Without altering anything, repeat each of the records.

Supplied information Start Marker

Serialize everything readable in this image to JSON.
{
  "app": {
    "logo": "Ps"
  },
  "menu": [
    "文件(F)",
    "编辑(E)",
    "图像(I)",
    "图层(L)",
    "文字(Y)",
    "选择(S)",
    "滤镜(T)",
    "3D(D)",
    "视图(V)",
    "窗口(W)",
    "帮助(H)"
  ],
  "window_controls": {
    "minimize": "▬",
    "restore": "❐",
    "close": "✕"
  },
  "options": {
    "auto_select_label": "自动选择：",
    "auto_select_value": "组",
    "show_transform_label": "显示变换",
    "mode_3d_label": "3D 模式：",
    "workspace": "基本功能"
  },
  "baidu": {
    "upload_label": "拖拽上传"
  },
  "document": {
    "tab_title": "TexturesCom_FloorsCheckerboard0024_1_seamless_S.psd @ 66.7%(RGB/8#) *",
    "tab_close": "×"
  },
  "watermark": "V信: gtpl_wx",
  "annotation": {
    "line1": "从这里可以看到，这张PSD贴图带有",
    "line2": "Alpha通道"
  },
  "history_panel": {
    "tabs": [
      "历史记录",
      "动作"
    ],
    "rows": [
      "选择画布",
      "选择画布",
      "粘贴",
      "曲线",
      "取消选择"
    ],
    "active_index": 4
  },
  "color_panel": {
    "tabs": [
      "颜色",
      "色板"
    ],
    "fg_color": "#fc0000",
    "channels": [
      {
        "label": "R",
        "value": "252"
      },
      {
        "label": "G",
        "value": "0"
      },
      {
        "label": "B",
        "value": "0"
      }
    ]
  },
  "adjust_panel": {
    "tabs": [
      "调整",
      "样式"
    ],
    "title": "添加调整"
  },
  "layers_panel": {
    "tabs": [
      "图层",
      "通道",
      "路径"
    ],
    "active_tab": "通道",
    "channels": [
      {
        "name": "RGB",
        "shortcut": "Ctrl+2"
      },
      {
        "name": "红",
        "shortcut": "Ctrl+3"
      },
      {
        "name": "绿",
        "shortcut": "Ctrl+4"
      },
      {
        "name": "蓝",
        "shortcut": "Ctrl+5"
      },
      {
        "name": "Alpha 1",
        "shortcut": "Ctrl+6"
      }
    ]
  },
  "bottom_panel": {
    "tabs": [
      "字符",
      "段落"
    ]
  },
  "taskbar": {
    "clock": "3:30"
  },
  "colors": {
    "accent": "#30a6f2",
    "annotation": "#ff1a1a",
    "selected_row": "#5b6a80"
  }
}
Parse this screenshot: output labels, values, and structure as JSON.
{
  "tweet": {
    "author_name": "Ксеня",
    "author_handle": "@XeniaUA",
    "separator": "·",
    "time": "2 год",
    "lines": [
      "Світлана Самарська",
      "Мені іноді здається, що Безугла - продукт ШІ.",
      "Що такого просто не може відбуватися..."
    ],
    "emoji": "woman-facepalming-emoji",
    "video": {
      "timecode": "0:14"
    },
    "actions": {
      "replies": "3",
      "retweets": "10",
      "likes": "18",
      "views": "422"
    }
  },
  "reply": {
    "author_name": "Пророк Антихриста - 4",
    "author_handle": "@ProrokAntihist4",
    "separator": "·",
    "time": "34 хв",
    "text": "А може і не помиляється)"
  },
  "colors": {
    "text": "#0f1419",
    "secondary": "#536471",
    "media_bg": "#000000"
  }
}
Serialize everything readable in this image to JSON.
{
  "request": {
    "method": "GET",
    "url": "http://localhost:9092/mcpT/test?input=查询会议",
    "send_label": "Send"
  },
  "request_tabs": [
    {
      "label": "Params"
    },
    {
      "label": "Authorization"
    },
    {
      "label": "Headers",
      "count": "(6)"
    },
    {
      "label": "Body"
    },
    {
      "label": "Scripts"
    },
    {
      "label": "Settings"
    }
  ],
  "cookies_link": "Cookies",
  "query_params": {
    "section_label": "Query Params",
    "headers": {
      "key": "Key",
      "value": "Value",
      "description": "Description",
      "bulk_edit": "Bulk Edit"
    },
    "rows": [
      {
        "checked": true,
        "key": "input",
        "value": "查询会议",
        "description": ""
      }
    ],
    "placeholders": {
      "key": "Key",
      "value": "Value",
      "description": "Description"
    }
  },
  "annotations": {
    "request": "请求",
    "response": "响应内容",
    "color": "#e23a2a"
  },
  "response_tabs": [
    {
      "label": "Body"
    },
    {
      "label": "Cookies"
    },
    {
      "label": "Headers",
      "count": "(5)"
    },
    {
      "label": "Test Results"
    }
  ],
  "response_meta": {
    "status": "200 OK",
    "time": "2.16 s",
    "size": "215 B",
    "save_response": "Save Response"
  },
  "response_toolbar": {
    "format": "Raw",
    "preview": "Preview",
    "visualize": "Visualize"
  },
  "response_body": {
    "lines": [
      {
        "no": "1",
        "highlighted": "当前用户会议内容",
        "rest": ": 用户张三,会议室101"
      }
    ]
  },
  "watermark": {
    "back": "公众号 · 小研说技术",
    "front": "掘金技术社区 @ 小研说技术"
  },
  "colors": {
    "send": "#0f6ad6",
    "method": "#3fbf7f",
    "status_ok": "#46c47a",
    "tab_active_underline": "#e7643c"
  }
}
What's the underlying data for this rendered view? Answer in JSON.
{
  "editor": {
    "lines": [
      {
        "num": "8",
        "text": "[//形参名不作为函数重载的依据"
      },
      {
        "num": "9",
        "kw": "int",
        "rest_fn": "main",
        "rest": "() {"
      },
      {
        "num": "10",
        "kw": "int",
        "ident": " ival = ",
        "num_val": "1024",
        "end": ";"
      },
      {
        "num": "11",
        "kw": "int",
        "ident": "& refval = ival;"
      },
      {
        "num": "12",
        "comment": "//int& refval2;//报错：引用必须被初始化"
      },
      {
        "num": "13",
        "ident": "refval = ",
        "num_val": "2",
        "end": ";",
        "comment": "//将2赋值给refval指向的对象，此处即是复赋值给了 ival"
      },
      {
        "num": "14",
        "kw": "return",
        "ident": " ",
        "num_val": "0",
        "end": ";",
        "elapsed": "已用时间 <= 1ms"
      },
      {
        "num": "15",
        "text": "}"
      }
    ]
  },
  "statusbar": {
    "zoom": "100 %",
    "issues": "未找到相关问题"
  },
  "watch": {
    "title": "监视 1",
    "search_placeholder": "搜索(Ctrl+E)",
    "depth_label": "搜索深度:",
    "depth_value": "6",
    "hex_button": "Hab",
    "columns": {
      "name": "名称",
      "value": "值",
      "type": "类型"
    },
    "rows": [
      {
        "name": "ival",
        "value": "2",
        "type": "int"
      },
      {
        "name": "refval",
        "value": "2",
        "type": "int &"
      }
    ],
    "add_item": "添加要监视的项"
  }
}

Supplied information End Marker

* Solution for this problem:
Serialize everything readable in this image to JSON.
{
  "app": {
    "logo": "Ps"
  },
  "menu": [
    "文件(F)",
    "编辑(E)",
    "图像(I)",
    "图层(L)",
    "文字(Y)",
    "选择(S)",
    "滤镜(T)",
    "3D(D)",
    "视图(V)",
    "窗口(W)",
    "帮助(H)"
  ],
  "window_controls": {
    "minimize": "▬",
    "restore": "❐",
    "close": "✕"
  },
  "options": {
    "auto_select_label": "自动选择：",
    "auto_select_value": "组",
    "show_transform_label": "显示变换",
    "mode_3d_label": "3D 模式：",
    "workspace": "基本功能"
  },
  "baidu": {
    "upload_label": "拖拽上传"
  },
  "document": {
    "tab_title": "TexturesCom_FloorsCheckerboard0024_1_seamless_S.psd @ 66.7%(RGB/8#) *",
    "tab_close": "×"
  },
  "watermark": "V信: gtpl_wx",
  "annotation": {
    "line1": "从这里可以看到，这张PSD贴图带有",
    "line2": "Alpha通道"
  },
  "history_panel": {
    "tabs": [
      "历史记录",
      "动作"
    ],
    "rows": [
      "选择画布",
      "选择画布",
      "粘贴",
      "曲线",
      "取消选择"
    ],
    "active_index": 4
  },
  "color_panel": {
    "tabs": [
      "颜色",
      "色板"
    ],
    "fg_color": "#fc0000",
    "channels": [
      {
        "label": "R",
        "value": "252"
      },
      {
        "label": "G",
        "value": "0"
      },
      {
        "label": "B",
        "value": "0"
      }
    ]
  },
  "adjust_panel": {
    "tabs": [
      "调整",
      "样式"
    ],
    "title": "添加调整"
  },
  "layers_panel": {
    "tabs": [
      "图层",
      "通道",
      "路径"
    ],
    "active_tab": "通道",
    "channels": [
      {
        "name": "RGB",
        "shortcut": "Ctrl+2"
      },
      {
        "name": "红",
        "shortcut": "Ctrl+3"
      },
      {
        "name": "绿",
        "shortcut": "Ctrl+4"
      },
      {
        "name": "蓝",
        "shortcut": "Ctrl+5"
      },
      {
        "name": "Alpha 1",
        "shortcut": "Ctrl+6"
      }
    ]
  },
  "bottom_panel": {
    "tabs": [
      "字符",
      "段落"
    ]
  },
  "taskbar": {
    "clock": "3:30"
  },
  "colors": {
    "accent": "#30a6f2",
    "annotation": "#ff1a1a",
    "selected_row": "#5b6a80"
  }
}
Parse this screenshot: output labels, values, and structure as JSON.
{
  "tweet": {
    "author_name": "Ксеня",
    "author_handle": "@XeniaUA",
    "separator": "·",
    "time": "2 год",
    "lines": [
      "Світлана Самарська",
      "Мені іноді здається, що Безугла - продукт ШІ.",
      "Що такого просто не може відбуватися..."
    ],
    "emoji": "woman-facepalming-emoji",
    "video": {
      "timecode": "0:14"
    },
    "actions": {
      "replies": "3",
      "retweets": "10",
      "likes": "18",
      "views": "422"
    }
  },
  "reply": {
    "author_name": "Пророк Антихриста - 4",
    "author_handle": "@ProrokAntihist4",
    "separator": "·",
    "time": "34 хв",
    "text": "А може і не помиляється)"
  },
  "colors": {
    "text": "#0f1419",
    "secondary": "#536471",
    "media_bg": "#000000"
  }
}
Serialize everything readable in this image to JSON.
{
  "request": {
    "method": "GET",
    "url": "http://localhost:9092/mcpT/test?input=查询会议",
    "send_label": "Send"
  },
  "request_tabs": [
    {
      "label": "Params"
    },
    {
      "label": "Authorization"
    },
    {
      "label": "Headers",
      "count": "(6)"
    },
    {
      "label": "Body"
    },
    {
      "label": "Scripts"
    },
    {
      "label": "Settings"
    }
  ],
  "cookies_link": "Cookies",
  "query_params": {
    "section_label": "Query Params",
    "headers": {
      "key": "Key",
      "value": "Value",
      "description": "Description",
      "bulk_edit": "Bulk Edit"
    },
    "rows": [
      {
        "checked": true,
        "key": "input",
        "value": "查询会议",
        "description": ""
      }
    ],
    "placeholders": {
      "key": "Key",
      "value": "Value",
      "description": "Description"
    }
  },
  "annotations": {
    "request": "请求",
    "response": "响应内容",
    "color": "#e23a2a"
  },
  "response_tabs": [
    {
      "label": "Body"
    },
    {
      "label": "Cookies"
    },
    {
      "label": "Headers",
      "count": "(5)"
    },
    {
      "label": "Test Results"
    }
  ],
  "response_meta": {
    "status": "200 OK",
    "time": "2.16 s",
    "size": "215 B",
    "save_response": "Save Response"
  },
  "response_toolbar": {
    "format": "Raw",
    "preview": "Preview",
    "visualize": "Visualize"
  },
  "response_body": {
    "lines": [
      {
        "no": "1",
        "highlighted": "当前用户会议内容",
        "rest": ": 用户张三,会议室101"
      }
    ]
  },
  "watermark": {
    "back": "公众号 · 小研说技术",
    "front": "掘金技术社区 @ 小研说技术"
  },
  "colors": {
    "send": "#0f6ad6",
    "method": "#3fbf7f",
    "status_ok": "#46c47a",
    "tab_active_underline": "#e7643c"
  }
}
What's the underlying data for this rendered view? Answer in JSON.
{
  "editor": {
    "lines": [
      {
        "num": "8",
        "text": "[//形参名不作为函数重载的依据"
      },
      {
        "num": "9",
        "kw": "int",
        "rest_fn": "main",
        "rest": "() {"
      },
      {
        "num": "10",
        "kw": "int",
        "ident": " ival = ",
        "num_val": "1024",
        "end": ";"
      },
      {
        "num": "11",
        "kw": "int",
        "ident": "& refval = ival;"
      },
      {
        "num": "12",
        "comment": "//int& refval2;//报错：引用必须被初始化"
      },
      {
        "num": "13",
        "ident": "refval = ",
        "num_val": "2",
        "end": ";",
        "comment": "//将2赋值给refval指向的对象，此处即是复赋值给了 ival"
      },
      {
        "num": "14",
        "kw": "return",
        "ident": " ",
        "num_val": "0",
        "end": ";",
        "elapsed": "已用时间 <= 1ms"
      },
      {
        "num": "15",
        "text": "}"
      }
    ]
  },
  "statusbar": {
    "zoom": "100 %",
    "issues": "未找到相关问题"
  },
  "watch": {
    "title": "监视 1",
    "search_placeholder": "搜索(Ctrl+E)",
    "depth_label": "搜索深度:",
    "depth_value": "6",
    "hex_button": "Hab",
    "columns": {
      "name": "名称",
      "value": "值",
      "type": "类型"
    },
    "rows": [
      {
        "name": "ival",
        "value": "2",
        "type": "int"
      },
      {
        "name": "refval",
        "value": "2",
        "type": "int &"
      }
    ],
    "add_item": "添加要监视的项"
  }
}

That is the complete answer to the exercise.